A bowl of bhel puri (£2.50) saw light puffed rice, onions, tomatoes, bombay mix, potatoes and fragrant coriander coated in a tangy tamarind sauce. It was deliciously crisp and light when it first arrived but it rapidly become soggy. To be fair though, I really shouldn’t have ordered this much food. 

 
I had a lovely and cracking value thali from Madav. If you want some tasty Indian street food then get down there.

The Details:

Address - Madhav, 59 Lower Cathedral Rd, Cardiff CF11 6LW
Telephone - 029 2037 2947

Sunday, 1 April 2018

Hills, Brecon burger restaurant review


Sandwiched between a caravan park and a bus depot on the outskirts of Brecon, Hills isn’t exactly where you’d expect to find one of Wales’s best burgers.

Named after the Hills family who own the gaff, it’s apt because of the restaurant’s fantastic views of the snow-capped Brecon Beacons.

 
Having opened in April 2017, it took Hills less than a year to become a finalist in the 2018 National Burger Awards. Their Juan Hilario burger, topped with chorizo, manchego, confit onions and pimento ketchup, didn’t win but I’m impressed.

And, with local suppliers including Alex Gooch bakery, Paddy Sweeney butchers and Llanfaes Dairy ice cream, all the signs are in place that Hills will be worth the one hour drive from Cardiff.

The restaurant is a cavernous space that could accommodate a legion of burger munchers. 

 
A half pint of Tiny Rebel Cwtch red ale (£1.75) was a delight, as always. 


Whilst Hills’ menu offers ten different classic, monthly special and vegetarian burgers as well as hot dogs and steaks, they also have a build your own burger option with eclectic toppings including sauerkraut, creamed corn, black pudding and halloumi. 


I opted for the double bacon cheeseburger (£14), which unbeknownst to me was a quadruple cheeseburger as they come with two patties as standard.

It was a towering juicy delight. 


Four super-pink and super-juicy coarse ground patties were sandwiched with oozy American cheese, melty Monterey Jack and richness balancing burger sauce. The simple combination of flavours was damn tasty.

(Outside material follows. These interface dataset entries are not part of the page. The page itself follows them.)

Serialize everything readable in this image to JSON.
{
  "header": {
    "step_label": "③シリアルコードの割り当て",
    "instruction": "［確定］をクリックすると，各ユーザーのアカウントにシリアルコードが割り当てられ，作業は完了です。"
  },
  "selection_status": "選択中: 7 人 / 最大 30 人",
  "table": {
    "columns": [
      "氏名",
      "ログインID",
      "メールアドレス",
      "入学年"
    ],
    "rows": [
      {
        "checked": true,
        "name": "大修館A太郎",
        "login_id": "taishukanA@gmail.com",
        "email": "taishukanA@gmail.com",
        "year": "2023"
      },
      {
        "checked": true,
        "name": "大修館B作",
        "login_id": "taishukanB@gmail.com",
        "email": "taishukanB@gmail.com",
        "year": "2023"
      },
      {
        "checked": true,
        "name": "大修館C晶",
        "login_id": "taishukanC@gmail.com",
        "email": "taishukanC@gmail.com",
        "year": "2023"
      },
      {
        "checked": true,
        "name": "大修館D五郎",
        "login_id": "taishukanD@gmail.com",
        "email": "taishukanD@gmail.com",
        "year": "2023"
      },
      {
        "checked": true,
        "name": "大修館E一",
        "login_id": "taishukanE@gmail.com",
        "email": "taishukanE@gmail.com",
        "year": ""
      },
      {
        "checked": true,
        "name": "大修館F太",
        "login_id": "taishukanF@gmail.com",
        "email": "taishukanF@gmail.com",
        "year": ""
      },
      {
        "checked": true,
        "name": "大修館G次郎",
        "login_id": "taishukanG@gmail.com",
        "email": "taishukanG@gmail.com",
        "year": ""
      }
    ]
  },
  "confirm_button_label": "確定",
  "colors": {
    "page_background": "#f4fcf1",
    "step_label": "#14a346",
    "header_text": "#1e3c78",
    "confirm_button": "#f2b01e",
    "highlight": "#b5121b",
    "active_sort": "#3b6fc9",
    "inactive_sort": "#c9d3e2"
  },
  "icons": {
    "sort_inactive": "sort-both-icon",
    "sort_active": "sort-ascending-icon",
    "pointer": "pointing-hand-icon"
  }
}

The Alex Gooch demi-brioche roll is one of my favourite burger buns for a reason. Sturdy and soft it held together under the weight of all the beef.

Looking back at my photos I suspect the bacon was missing. However, I was too lost in a meat trance to even notice. 


Morg highly rated his even more ridiculously proportioned double cheeseburger with pulled pork and mushrooms (£15). He set to work with a knife and fork. 


Rhys “the bottomless pit” loved his cheeseburger (£15) with pulled pork, runny fried egg and side of buttermilk fried chicken. 


Sides were good but not quite at the same level as the burgers.

Crisp fries (£2.50) were served with a light dusting of rosemary salt. 

 
Salt cod fritters (£5.50) were coated in a beautifully crisp crumb but the headline ingredient was a little recessive compared to the chopped parsley which was flecked through the potato-based filling. 

 
A quartet of meatballs (£6) were top drawer - juicy, perfectly seasoned, not too dense and coated in a fresh tomato sauce and a good grating of parmesan. 

 
Hush puppies were the most average of the sides (£5) as they lacked crispness and were oily. However, it’s hard to knock the pile of melted cheese and bacon that sat on top. 

 
Desserts were both excellent.

A sticky toffee pudding (£5) wasn’t of the traditional variety but the large piece of light, moist and nutty sponge was joined by a liberal amount of lovely toffee sauce and a scoop of creamy Llanfaes Dairy vanilla ice cream.


An ice cream cookie sandwich (£5) kicked ass too. A trio of crunchy and chewy chocolate chip biscuits were sandwiched with plenty more of that lovely ice cream. 


We had a superb burger at Hills and there’s no doubt it’s one of the best I’ve had in Wales. A brisk walk up Pen y Fan followed by a cheeseburger would be an awesome way to spend a Saturday.

Whilst the monster burgers we constructed weren’t cheap, next time I’ll order the more reasonably priced single cheeseburger (£9.50). I’ll also be able to eat it without dislocating my jaw.

The Details:

Address - HILLS, Bishops Meadow, Hay Road, Brecon LD3 9SW
Telephone - 01874 611714